WHAT YOU WILL DO ▸
The required result is the number of lines below that hold the word "background", stated without anything else.

[Data extracted from a collection]
========================================

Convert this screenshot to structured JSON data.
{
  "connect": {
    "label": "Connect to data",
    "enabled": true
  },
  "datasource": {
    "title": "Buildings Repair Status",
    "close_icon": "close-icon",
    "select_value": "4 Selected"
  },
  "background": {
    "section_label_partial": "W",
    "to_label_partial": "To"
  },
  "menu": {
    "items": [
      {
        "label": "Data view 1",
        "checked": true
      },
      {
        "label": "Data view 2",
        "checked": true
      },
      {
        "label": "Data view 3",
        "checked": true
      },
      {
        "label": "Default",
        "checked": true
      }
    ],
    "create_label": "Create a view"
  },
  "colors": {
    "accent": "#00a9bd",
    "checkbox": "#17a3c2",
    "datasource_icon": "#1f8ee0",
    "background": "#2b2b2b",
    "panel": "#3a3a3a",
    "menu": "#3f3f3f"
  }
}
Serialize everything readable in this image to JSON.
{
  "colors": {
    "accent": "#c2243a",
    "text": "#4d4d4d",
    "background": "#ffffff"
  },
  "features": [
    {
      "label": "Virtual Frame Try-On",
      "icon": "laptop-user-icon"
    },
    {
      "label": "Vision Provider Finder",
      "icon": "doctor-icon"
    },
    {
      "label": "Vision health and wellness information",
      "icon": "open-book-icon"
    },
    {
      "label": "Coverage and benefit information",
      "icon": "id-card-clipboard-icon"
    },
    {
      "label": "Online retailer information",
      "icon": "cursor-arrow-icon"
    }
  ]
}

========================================

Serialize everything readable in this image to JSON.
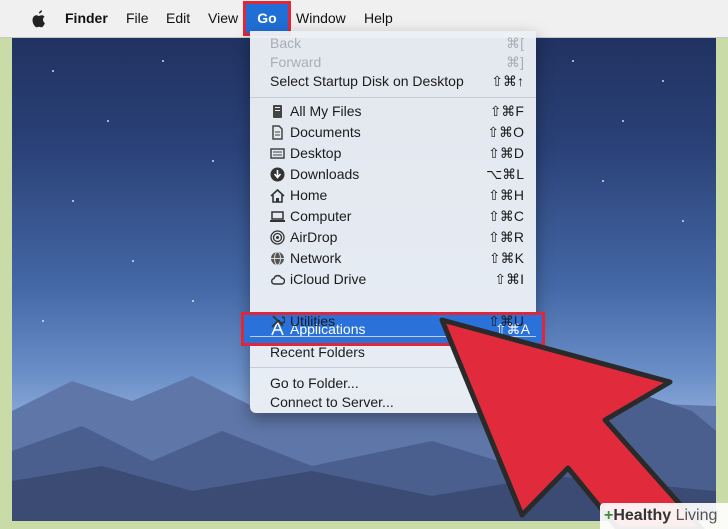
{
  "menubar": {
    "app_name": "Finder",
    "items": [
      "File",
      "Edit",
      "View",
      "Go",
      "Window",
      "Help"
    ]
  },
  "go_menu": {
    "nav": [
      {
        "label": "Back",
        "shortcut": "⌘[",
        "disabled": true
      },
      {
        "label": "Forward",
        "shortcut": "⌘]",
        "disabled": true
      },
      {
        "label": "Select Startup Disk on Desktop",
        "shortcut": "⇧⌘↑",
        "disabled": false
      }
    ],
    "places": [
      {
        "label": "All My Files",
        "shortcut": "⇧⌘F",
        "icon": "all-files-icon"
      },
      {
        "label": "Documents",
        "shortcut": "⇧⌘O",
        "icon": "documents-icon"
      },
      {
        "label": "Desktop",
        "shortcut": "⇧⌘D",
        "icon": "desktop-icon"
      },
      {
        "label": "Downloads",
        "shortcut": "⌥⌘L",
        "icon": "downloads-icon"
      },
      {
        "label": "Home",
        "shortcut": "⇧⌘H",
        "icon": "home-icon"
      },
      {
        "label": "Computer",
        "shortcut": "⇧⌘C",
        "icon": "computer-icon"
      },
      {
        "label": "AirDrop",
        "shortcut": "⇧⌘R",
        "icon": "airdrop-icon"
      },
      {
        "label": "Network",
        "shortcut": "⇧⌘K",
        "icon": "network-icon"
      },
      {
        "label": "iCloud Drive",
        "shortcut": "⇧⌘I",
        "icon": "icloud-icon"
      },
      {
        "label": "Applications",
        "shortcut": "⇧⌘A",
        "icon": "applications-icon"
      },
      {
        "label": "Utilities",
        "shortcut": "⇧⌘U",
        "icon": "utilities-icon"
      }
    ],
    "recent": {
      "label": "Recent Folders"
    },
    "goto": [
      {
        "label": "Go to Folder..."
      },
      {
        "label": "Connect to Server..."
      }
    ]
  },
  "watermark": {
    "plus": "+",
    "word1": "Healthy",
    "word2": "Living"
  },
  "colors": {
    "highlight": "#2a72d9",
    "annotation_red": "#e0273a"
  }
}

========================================

RESULT OF THE EXERCISE ▸
3